Former Facebook employee Chamath Palihapitiya, and founder of Social Capital, one of the most formidable venture-capital firms on Silicon Valley, talked with Vanity Fair about what is wrong with the current VC approach of the Valley and the world.
Palihapitiya is a Sri Lankan immigrant that escaped a civil war in his homeland before eventually landing a job at a new company called Facebook. His firm, Social Capital, has backed numerous tech companies with valuations in the billions, such as Slack, Box, and SurveyMonkey. But that doesn’t mean he has bought in the hyped unicorn culture prevailing in the VC world today.
In his interview with Vanity Fair he discusses three of the main hurdles surrounding the current VC system.
1) Lack of a grand audacious vision
The VC industry has to come to terms with the fact that there have only been a handful of investors who had this extreme visions for great investments in things that turned out to be amazing businesses like Facebook, Google, and Uber. Everybody else reacted to that success by trying to do the thing that most approximates to the thing that is working. As a result, most of those businesses, that where fundamentally not good, were run poorly. These businesses should have never been invested in, in the first place. In his words, “We need to divorce ourselves from venture capital as an occupation and focus on using capital as a way to take really big bets on things that just seem totally audacious. Right now we haven’t done enough of that, and the result is that most of the things we’ve funded are mostly crap and largely worthless.”
2) Lack of mission driven affinity
Palihapitiya states that the key of his VC company’s success is to focus on acquiring mission-driven people for your team. This will become the competitive advantage in a world that is just looking for the next best fast thing. “Historically, companies like Microsoft or Apple have taken 25 to 35 years to get to the kinds of valuations that Facebook got to in 10 years. And the reaction to this in Silicon Valley is to try to find things that work really quickly. Over the last seven or eight years, Silicon Valley has really fallen in love with fast growth. Part of this is the risk aversion of the financiers, who themselves want to have short-term wins and want to fund things that look like they’re working in the short term.” This will undermine intellectual laziness and decrease the amount of investment in ‘beauty pageant’ companies. Turning focus on businesses that are technological ambitious, difficult and that require tremendous intellectual horsepower, that can basically move humanity forward.
3) Lack of a clear business model
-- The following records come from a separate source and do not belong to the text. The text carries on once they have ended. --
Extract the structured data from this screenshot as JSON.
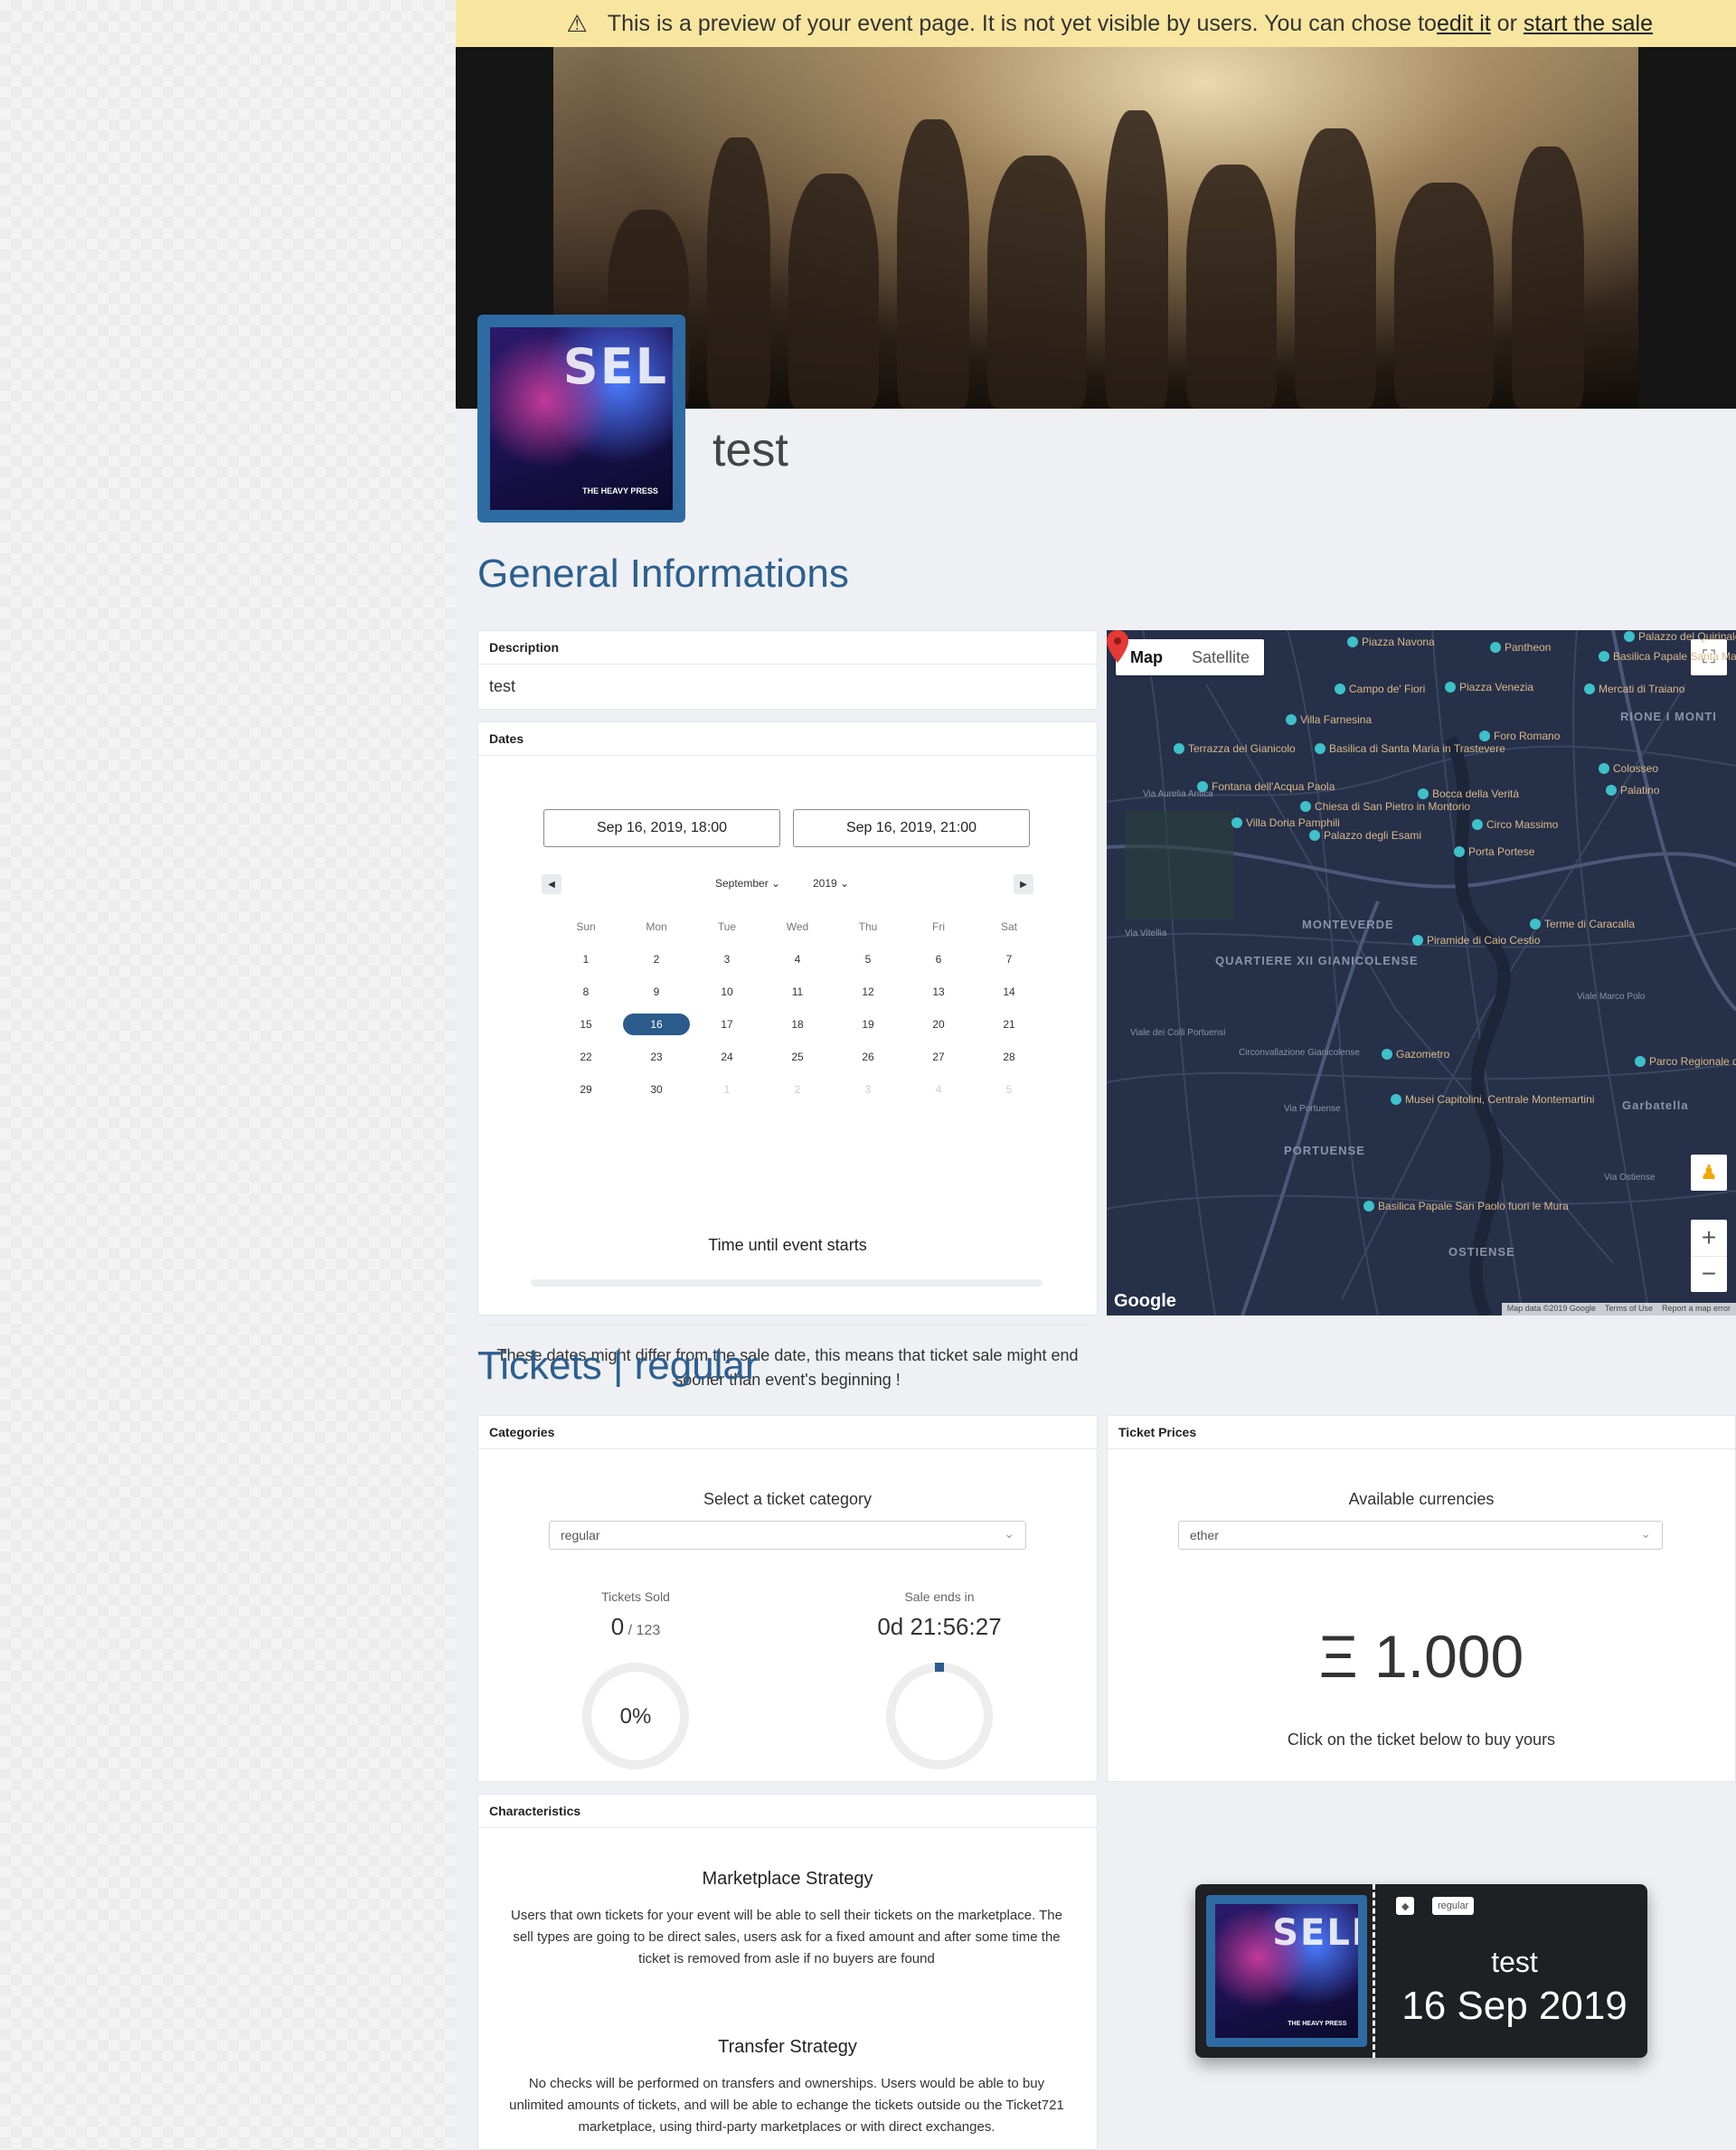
{
  "banner": {
    "text": "This is a preview of your event page. It is not yet visible by users. You can chose to ",
    "edit_link": "edit it",
    "or_text": " or ",
    "sale_link": "start the sale"
  },
  "event": {
    "title": "test",
    "avatar_text": "SELFI",
    "avatar_sub": "THE HEAVY PRESS"
  },
  "general": {
    "title": "General Informations",
    "description_label": "Description",
    "description": "test",
    "dates_label": "Dates",
    "start_date": "Sep 16, 2019, 18:00",
    "end_date": "Sep 16, 2019, 21:00",
    "calendar": {
      "month": "September",
      "year": "2019",
      "weekdays": [
        "Sun",
        "Mon",
        "Tue",
        "Wed",
        "Thu",
        "Fri",
        "Sat"
      ],
      "weeks": [
        [
          "1",
          "2",
          "3",
          "4",
          "5",
          "6",
          "7"
        ],
        [
          "8",
          "9",
          "10",
          "11",
          "12",
          "13",
          "14"
        ],
        [
          "15",
          "16",
          "17",
          "18",
          "19",
          "20",
          "21"
        ],
        [
          "22",
          "23",
          "24",
          "25",
          "26",
          "27",
          "28"
        ],
        [
          "29",
          "30",
          "1",
          "2",
          "3",
          "4",
          "5"
        ]
      ],
      "selected": "16"
    },
    "countdown_label": "Time until event starts",
    "dates_note": "These dates might differ from the sale date, this means that ticket sale might end sooner than event's beginning !"
  },
  "map": {
    "toggle_map": "Map",
    "toggle_satellite": "Satellite",
    "google": "Google",
    "footer": [
      "Map data ©2019 Google",
      "Terms of Use",
      "Report a map error"
    ],
    "places": [
      "Piazza Navona",
      "Pantheon",
      "Palazzo del Quirinale",
      "Basilica Papale Santa Maria Maggiore",
      "Campo de' Fiori",
      "Piazza Venezia",
      "Mercati di Traiano",
      "RIONE I MONTI",
      "Villa Farnesina",
      "Foro Romano",
      "Terrazza del Gianicolo",
      "Basilica di Santa Maria in Trastevere",
      "Colosseo",
      "Palatino",
      "Fontana dell'Acqua Paola",
      "Bocca della Verità",
      "Chiesa di San Pietro in Montorio",
      "Villa Doria Pamphili",
      "Circo Massimo",
      "Palazzo degli Esami",
      "Porta Portese",
      "MONTEVERDE",
      "Terme di Caracalla",
      "Piramide di Caio Cestio",
      "QUARTIERE XII GIANICOLENSE",
      "Gazometro",
      "Musei Capitolini, Centrale Montemartini",
      "Garbatella",
      "PORTUENSE",
      "Basilica Papale San Paolo fuori le Mura",
      "OSTIENSE",
      "Parco Regionale dell'Appia Antica",
      "Via Aurelia Antica",
      "Via Vitellia",
      "Viale dei Colli Portuensi",
      "Circonvallazione Gianicolense",
      "Via Portuense",
      "Viale Marco Polo",
      "Via Ostiense"
    ]
  },
  "tickets": {
    "title": "Tickets | regular",
    "categories_label": "Categories",
    "select_category": "Select a ticket category",
    "category_value": "regular",
    "sold_label": "Tickets Sold",
    "sold_value": "0",
    "sold_total": " / 123",
    "sold_percent": "0%",
    "sold_fraction": 0,
    "sale_ends_label": "Sale ends in",
    "sale_ends_value": "0d 21:56:27",
    "prices_label": "Ticket Prices",
    "currencies_label": "Available currencies",
    "currency_value": "ether",
    "price": "Ξ 1.000",
    "buy_hint": "Click on the ticket below to buy yours"
  },
  "characteristics": {
    "label": "Characteristics",
    "marketplace_title": "Marketplace Strategy",
    "marketplace_text": "Users that own tickets for your event will be able to sell their tickets on the marketplace. The sell types are going to be direct sales, users ask for a fixed amount and after some time the ticket is removed from asle if no buyers are found",
    "transfer_title": "Transfer Strategy",
    "transfer_text": "No checks will be performed on transfers and ownerships. Users would be able to buy unlimited amounts of tickets, and will be able to echange the tickets outside ou the Ticket721 marketplace, using third-party marketplaces or with direct exchanges."
  },
  "ticket": {
    "badge_icon": "ether",
    "badge_category": "regular",
    "name": "test",
    "date": "16 Sep 2019"
  },
  "colors": {
    "accent": "#2d5f8f",
    "banner": "#f8e6a0",
    "map_bg": "#263049",
    "ticket_bg": "#1f2024"
  }
}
“We have to get back to this world of having pretty reasonable discipline on business models and understanding that many of these gross-margin businesses will never, never break even or become profitable.” There is no time for “venture philanthropy” anymore. VC needs to do a better job at eliminating the clutter and really focus on businesses that have a long term profitable vision. Valuable companies take decades to build. A lot of the new-generation, remote-control-type businesses—where the phone acts like a remote control to replace an offline experience—are generally, to date, highly, highly, highly unprofitable. Time will tell whether any of those can become a real business at all.
Photo by David Paul Morris/Getty Images.